Torres del Paine / About
The Torres del Paine circuit is arguably second only to the Inca Trail as the best known and popular hike in South America.It is a single massif riven by deep valleys on the eastern edge of the Patagonia Ice Cap. The topography allows a trekking route right round the massif and in a few places you are squeezed between the rock spires of the massif and the huge glaciers descending from the Ice cap.
Because of it’s spectacular views and relatively easy access it has become highly rated and very popular. Indeed it is a victim of its own success now as people flock to it. Thankfully the majority never venture far from the tour bus and just flirt with it’s southern flanks barely getting into the park. There are a variety of short days walks culminating in the 8 hour trek up to the base of the Torres del Paine viewpoint. There are two longer walks the so-called 5-day W-Track and the 8-day O-circuit (which incorporates the W).
The 8-day O circuit goes anti-clockwise round the whole massif. It goes up the relatively tranquil east and north side of the massif, crosses the John Garner pass, and then comes down to meet the W-Track at lago Grey on Day 4. This part of the walk is quiet compared to the southern sections of the W-Track and has much to recommend it.
However the east and north sections do not have the comfortable accomodations and fine dining of the W-Track. There are two nights where you have to camp or stay in a already pitched tent with hired sleeping bag and canteen food. The cleanliness of the sleeping bags and quality of this food are surprisingly good however.
Because the trek is so popular and CONAF (the park authorities) are limiting numbers booking is compulsory. The campsites and rifugios are run by 2 different companies, Fantastico Sur and Vertice who have no collaboration whatsoever. Indeed it is said the hardest thing about the whole O-circuit is booking the 7 consecutive nights, especially if you are using their camping equipment. We used a third party an agency called Denomades, to book ours and it was relatively easy with little surcharge.
There are now strict rules about keeping to the route and it is not uncommon to see hikers who have breached regulations or those trying to pull a fast one on the booking system being asked to leave or even escorted out of the park. It has perhaps been the case for a few decades, but earlier when numbers were not so high there was more leniency.

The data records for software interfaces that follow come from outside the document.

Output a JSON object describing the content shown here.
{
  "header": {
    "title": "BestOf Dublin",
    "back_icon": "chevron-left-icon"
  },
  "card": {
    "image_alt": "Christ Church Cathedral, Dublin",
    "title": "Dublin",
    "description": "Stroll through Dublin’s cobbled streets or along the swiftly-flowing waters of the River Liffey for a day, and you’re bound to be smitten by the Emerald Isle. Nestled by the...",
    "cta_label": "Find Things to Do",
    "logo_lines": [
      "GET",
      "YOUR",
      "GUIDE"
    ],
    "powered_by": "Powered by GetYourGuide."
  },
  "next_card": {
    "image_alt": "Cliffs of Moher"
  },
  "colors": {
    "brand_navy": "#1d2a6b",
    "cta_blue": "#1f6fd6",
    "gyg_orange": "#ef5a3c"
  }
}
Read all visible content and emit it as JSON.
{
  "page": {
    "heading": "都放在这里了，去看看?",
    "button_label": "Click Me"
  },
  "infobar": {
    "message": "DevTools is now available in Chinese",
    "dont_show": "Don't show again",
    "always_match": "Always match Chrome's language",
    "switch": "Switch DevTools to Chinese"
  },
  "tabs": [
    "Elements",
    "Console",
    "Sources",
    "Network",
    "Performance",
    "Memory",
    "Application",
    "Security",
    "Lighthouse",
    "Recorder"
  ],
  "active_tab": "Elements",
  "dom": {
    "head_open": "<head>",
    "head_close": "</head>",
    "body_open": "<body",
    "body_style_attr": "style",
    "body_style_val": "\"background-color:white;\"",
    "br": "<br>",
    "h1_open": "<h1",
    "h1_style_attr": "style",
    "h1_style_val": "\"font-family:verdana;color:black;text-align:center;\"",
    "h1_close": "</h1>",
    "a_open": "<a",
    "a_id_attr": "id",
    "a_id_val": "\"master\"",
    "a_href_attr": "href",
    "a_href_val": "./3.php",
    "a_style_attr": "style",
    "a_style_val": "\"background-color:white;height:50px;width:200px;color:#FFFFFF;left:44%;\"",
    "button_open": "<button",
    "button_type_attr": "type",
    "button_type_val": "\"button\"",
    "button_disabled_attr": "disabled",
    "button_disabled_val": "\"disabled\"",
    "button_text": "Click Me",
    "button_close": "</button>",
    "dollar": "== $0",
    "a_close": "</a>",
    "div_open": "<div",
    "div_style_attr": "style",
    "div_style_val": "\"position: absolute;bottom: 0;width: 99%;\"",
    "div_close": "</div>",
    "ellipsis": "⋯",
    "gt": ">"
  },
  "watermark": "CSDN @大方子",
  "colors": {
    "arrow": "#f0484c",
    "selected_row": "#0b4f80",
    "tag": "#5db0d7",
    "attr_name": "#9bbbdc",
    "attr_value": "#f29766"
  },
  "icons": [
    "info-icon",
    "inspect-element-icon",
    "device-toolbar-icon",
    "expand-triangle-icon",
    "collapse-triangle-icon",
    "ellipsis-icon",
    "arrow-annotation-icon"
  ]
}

Indeed so 25 years ago I also did the O-circuit in 1996 and went off piste twice. One the first occasion I walked up the Ascencio Valley to the Japanese camp after a visit to the base of the Torres del Paine viewpoint, which was almost deserted. The next day I wandered alone north from Japanese campsite across a large cold stream and up boulder slopes to a glacier. Here I put on my crampons and wove a route beside the odd crevasse to the top of the glacier just to the east of Cerro Oggioni to gain a pass, which was east of the so-called Oggioni Pass sometimes used today. The view was fantastic from here and I could see up the Valle del Silencio on one side of the ridge and down to Rifugio Dickson on the other as condors circled nearby. I then descended to Rifugio Dickson through scrub and kept quiet about my route on arrival.

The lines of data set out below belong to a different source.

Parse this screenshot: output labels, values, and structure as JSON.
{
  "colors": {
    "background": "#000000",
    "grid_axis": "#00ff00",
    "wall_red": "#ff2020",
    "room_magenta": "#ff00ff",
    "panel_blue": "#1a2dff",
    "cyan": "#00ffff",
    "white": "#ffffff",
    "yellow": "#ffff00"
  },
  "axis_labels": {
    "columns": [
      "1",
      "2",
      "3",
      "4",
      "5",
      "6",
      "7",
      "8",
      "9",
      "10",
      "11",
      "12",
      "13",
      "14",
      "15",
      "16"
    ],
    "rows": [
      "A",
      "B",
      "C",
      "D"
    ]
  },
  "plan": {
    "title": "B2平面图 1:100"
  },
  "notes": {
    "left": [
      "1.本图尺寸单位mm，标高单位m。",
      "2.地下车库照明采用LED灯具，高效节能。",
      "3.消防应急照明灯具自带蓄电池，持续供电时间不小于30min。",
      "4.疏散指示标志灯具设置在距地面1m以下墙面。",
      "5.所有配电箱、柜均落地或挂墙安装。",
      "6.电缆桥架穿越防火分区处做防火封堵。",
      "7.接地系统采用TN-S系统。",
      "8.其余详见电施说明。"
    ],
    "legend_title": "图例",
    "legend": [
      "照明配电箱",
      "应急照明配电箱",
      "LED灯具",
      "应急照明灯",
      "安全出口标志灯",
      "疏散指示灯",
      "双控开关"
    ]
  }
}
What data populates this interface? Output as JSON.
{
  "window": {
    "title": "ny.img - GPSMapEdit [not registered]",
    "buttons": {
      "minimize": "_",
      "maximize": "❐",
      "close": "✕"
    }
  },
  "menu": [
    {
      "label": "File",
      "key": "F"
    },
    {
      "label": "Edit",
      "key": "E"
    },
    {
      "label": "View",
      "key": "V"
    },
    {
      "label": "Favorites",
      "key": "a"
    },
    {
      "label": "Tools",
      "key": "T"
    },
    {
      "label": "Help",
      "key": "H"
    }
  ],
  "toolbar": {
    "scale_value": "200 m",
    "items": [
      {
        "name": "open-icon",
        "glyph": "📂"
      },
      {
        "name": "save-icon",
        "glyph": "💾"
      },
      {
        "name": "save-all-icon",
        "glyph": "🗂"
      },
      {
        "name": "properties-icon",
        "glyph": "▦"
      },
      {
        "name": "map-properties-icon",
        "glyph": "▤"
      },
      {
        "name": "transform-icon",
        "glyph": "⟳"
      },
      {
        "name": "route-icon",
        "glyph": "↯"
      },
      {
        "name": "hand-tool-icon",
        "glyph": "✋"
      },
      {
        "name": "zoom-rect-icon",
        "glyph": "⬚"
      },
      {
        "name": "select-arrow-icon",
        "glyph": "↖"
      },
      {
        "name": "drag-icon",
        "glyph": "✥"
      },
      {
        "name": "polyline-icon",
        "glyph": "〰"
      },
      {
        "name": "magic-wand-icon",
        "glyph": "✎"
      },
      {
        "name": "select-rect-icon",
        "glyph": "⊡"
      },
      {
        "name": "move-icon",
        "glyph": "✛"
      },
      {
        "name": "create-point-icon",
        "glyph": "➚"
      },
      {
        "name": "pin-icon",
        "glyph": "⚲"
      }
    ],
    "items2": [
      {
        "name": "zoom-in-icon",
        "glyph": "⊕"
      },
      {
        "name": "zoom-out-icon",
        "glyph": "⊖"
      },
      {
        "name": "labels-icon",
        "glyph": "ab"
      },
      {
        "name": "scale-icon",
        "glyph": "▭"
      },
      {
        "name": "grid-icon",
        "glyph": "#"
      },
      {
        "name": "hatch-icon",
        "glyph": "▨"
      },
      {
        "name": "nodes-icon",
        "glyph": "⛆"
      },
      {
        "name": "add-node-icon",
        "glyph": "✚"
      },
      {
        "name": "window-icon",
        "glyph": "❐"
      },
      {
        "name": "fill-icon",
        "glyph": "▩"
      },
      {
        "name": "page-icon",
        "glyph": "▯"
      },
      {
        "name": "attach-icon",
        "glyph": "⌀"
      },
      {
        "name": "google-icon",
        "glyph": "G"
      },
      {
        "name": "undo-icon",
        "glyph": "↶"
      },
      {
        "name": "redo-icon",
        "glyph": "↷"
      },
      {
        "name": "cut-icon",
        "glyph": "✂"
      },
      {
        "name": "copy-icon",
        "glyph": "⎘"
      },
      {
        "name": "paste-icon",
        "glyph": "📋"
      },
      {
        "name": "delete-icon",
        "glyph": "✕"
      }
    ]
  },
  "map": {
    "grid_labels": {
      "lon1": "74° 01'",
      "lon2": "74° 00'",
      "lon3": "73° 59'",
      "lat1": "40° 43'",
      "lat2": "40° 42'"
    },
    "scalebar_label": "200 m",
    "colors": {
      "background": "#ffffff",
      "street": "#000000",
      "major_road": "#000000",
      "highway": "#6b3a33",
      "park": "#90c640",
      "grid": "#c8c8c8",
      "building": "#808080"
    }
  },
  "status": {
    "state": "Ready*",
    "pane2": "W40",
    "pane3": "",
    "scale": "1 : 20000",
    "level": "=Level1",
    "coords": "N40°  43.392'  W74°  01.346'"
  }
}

From here I followed the normal O-Circuit over the John Garner Pass to Lago Grey and onto the Italian Camp and up to Campo Britanico in the Vallee del Frances. I spent the night surreptitiously camping at Campo Britanico and next morning I left the route and went up to the col between Valle del Frances and Valle del Silencio. This col was just on the south side of Cerro Fortaleza. I hoped to find a way down into Valle del Silencio, however there was a precipitous cliff which looked like it would have involved at least 3 rope lengths of abseiling so I had to retreat back down Valle del Frances and join the official route again. To do this now would require special permits.